Also note the important point on the use of the word “resistance” by the left vis-a-vis President Trump:
…as if the United States had instantaneously turned into a land where it was dangerous to express a contrary opinion to that of the president’s, as if opponents were being rounded up and put in camps, as if it required singular bravery to express dislike or even disgust for him. I suspect that, in parts of the country at least, and among a certain kind of people, it would have required more moral courage to admit that you voted for him than to compare him to Bluebeard or Genghis Khan.
The word resistance is indicative of self-congratulation and grandiosity, and must be rather galling for those for whom the choice to submit or resist is or ever was a question of life and death. Opposition is a normal and salutary process in a civilized polity, accepted by politicians even if, in his heart, no one in power really likes to be opposed; resistance is something else altogether.
This review of the Netflix series The Crown briefly reverses the view toward the viewers themselves…
…what human beings set up as the dream of perfection they want also to pull down to their own level. We exalt only to humiliate; pedestals are erected to be stood on by feet of clay. Our gods and goddesses live on an Olympus in which sordid intrigue flourishes, ambition overcomes principle, and unhappiness is as much the lot of the gods as it is of lesser beings.
…and offers an important corrective to the image of the royal family that prevails, at least among us rebel colonists west of the Atlantic:
Elizabeth Alexandra Mary, who has reigned since 1953 as Elizabeth II, was thrust into the role of heir to the throne at the age of 10, and that of monarch at age 26, all without choice, consultation, or personal inclination. She was reared to be a function incarnate. Her wishes counted for nothing, except in the most trivial matters. Supremely unfree, bound to obey dictates of the government that acted in her name, Elizabeth was nonetheless grovelled to as if she were the most fearsome dictator.
Imbued with an iron sense of duty by an adored father who died at a comparatively early age,…she was obliged repeatedly to make emollient speeches and appear always to be deeply interested in the dullest of dignitaries. The highest standard of living in the world was probably insufficient recompense for the sacrifice—that of herself as an individual human being—that she had to make.

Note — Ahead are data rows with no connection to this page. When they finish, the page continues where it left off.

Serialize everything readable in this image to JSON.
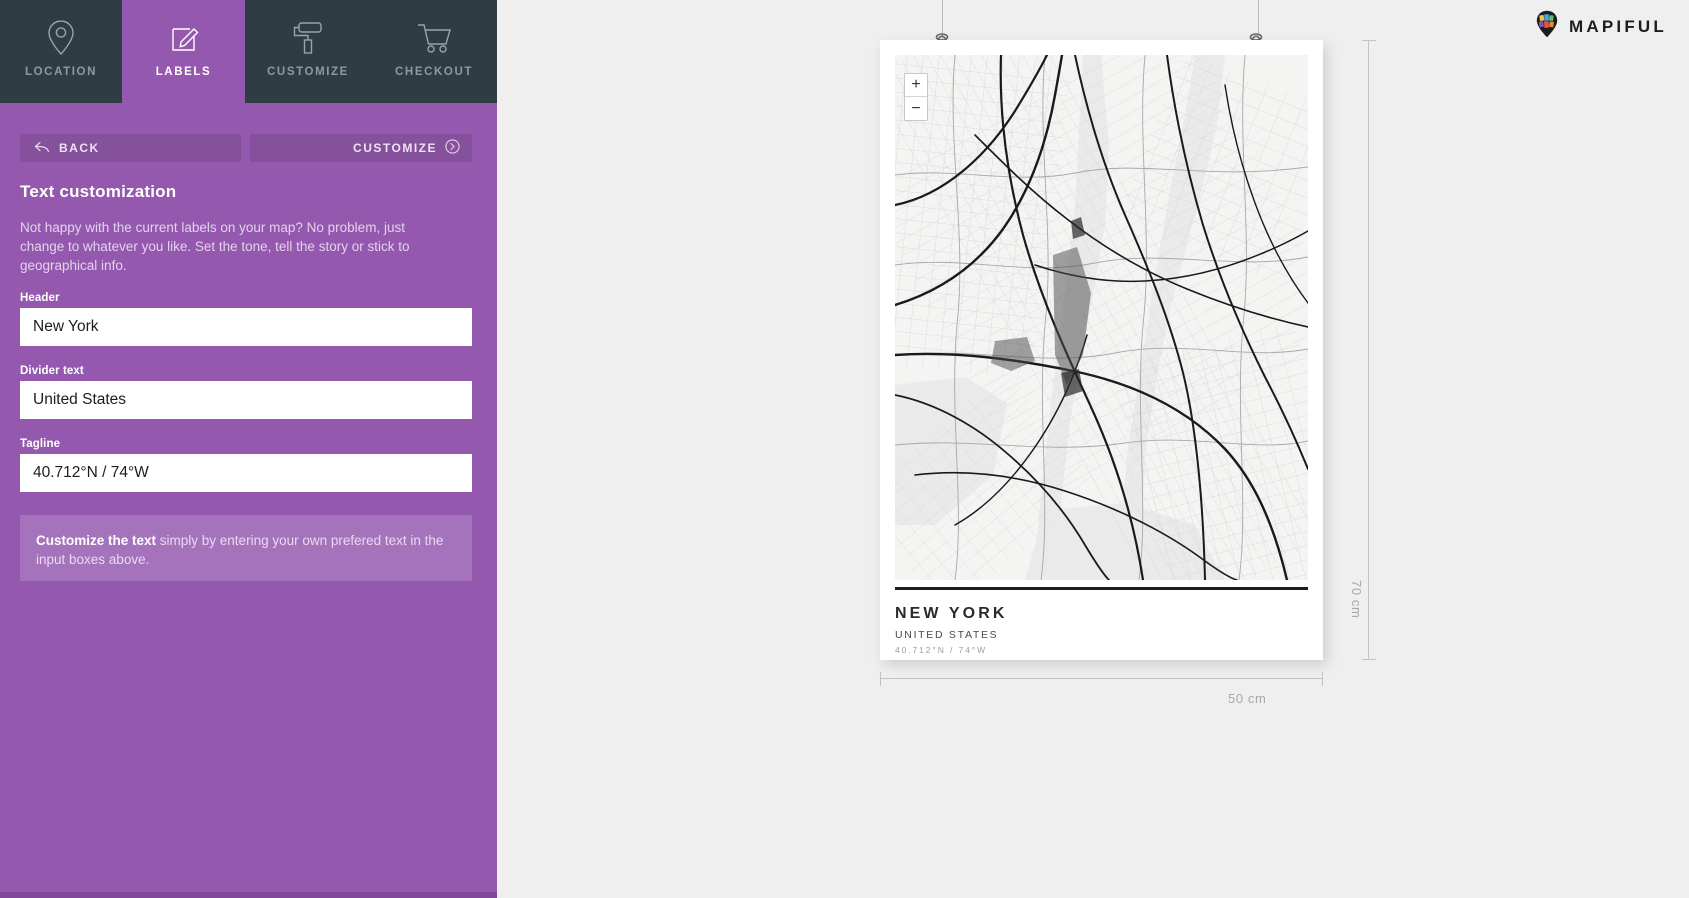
{
  "brand": {
    "name": "MAPIFUL",
    "logo_icon": "map-pin-logo-icon"
  },
  "nav": {
    "tabs": [
      {
        "id": "location",
        "label": "LOCATION",
        "icon": "map-pin-icon",
        "active": false
      },
      {
        "id": "labels",
        "label": "LABELS",
        "icon": "pencil-square-icon",
        "active": true
      },
      {
        "id": "customize",
        "label": "CUSTOMIZE",
        "icon": "paint-roller-icon",
        "active": false
      },
      {
        "id": "checkout",
        "label": "CHECKOUT",
        "icon": "shopping-cart-icon",
        "active": false
      }
    ]
  },
  "actions": {
    "back_label": "BACK",
    "back_icon": "back-arrow-icon",
    "customize_label": "CUSTOMIZE",
    "customize_icon": "chevron-right-circle-icon"
  },
  "panel": {
    "title": "Text customization",
    "description": "Not happy with the current labels on your map? No problem, just change to whatever you like. Set the tone, tell the story or stick to geographical info.",
    "fields": [
      {
        "id": "header",
        "label": "Header",
        "value": "New York"
      },
      {
        "id": "divider",
        "label": "Divider text",
        "value": "United States"
      },
      {
        "id": "tagline",
        "label": "Tagline",
        "value": "40.712°N / 74°W"
      }
    ],
    "hint": {
      "bold": "Customize the text",
      "rest": " simply by entering your own prefered text in the input boxes above."
    }
  },
  "poster": {
    "title": "NEW YORK",
    "subtitle": "UNITED STATES",
    "coords": "40.712°N / 74°W",
    "map_zoom_in": "+",
    "map_zoom_out": "−"
  },
  "dimensions": {
    "height_label": "70 cm",
    "width_label": "50 cm"
  },
  "colors": {
    "sidebar_purple": "#9459ae",
    "button_purple": "#85509c",
    "nav_dark": "#2f3c44",
    "canvas_gray": "#efefef"
  }
}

In Salisbury Review Dalrymple expands on his recent conversation about college students with a taxi driver:
I asked him what the town was like, whether – for example – it was quiet.
‘When the students are away,’ he said.

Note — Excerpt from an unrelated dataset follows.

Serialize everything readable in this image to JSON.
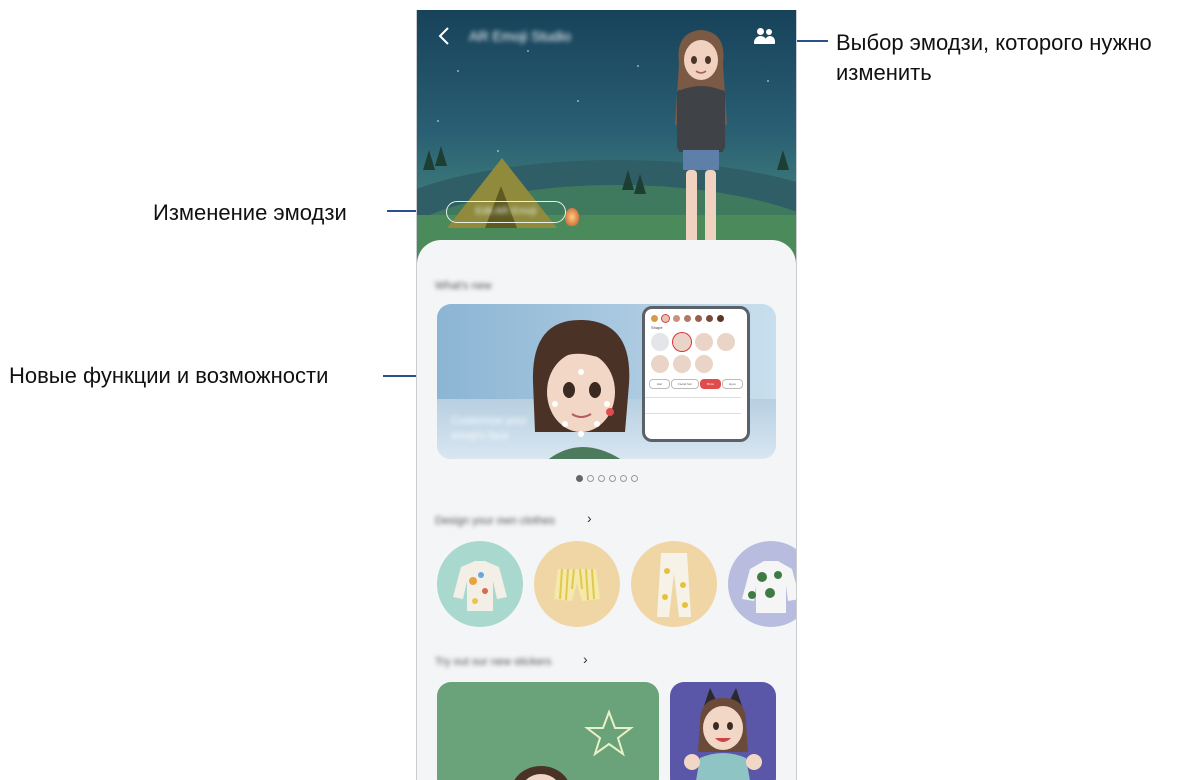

‘And when they’re here?’
‘Are they nice, the students?’
‘They’re evil bastards.’
‘They can’t all be like that,’ I said.
‘About seventy per cent of them.’
In Taki’s Magazine Dalrymple comments on Meryl Streep’s recent imposition of her political opinions on the rest of us. He mentions his irritation at the attention given to actors’ opinions and the adolescent nature of President-elect Trump’s reply, and then points out a superior source of commentary: taxi drivers…
I was once in Singapore trying to catch a taxi. You cannot just hail a taxi on the street in Singapore, you have to go to a taxi stand. This I did, but still no taxi would stop for me. The taxis swept past me as if I did not exist. Then someone came and hailed a taxi about two feet to my right. A taxi stopped immediately and took him. Was this some kind of discrimination, in the politically correct sense of the word? No: When I stood two feet to the right of where I had been standing, a taxi stopped for me immediately.
I told the driver of my experience and he, Chinese without a great deal of English, replied, “Singapore velly, velly law.”
Have you read anything in the Financial Times, or any other serious newspaper, that so succinctly and accurately sums up a country or society?
Take another example, more recent. I was in an English university town where I took a taxi from the station to the university. We fell to talking, the driver and I, and to keep our conversation going I asked him whether the students were nice.
“No,” he said, “they’re evil bastards.”
This judgment was so spontaneous, so deeply felt, and so obviously the fruit of what sociologists call lived experience, that it could only have been true.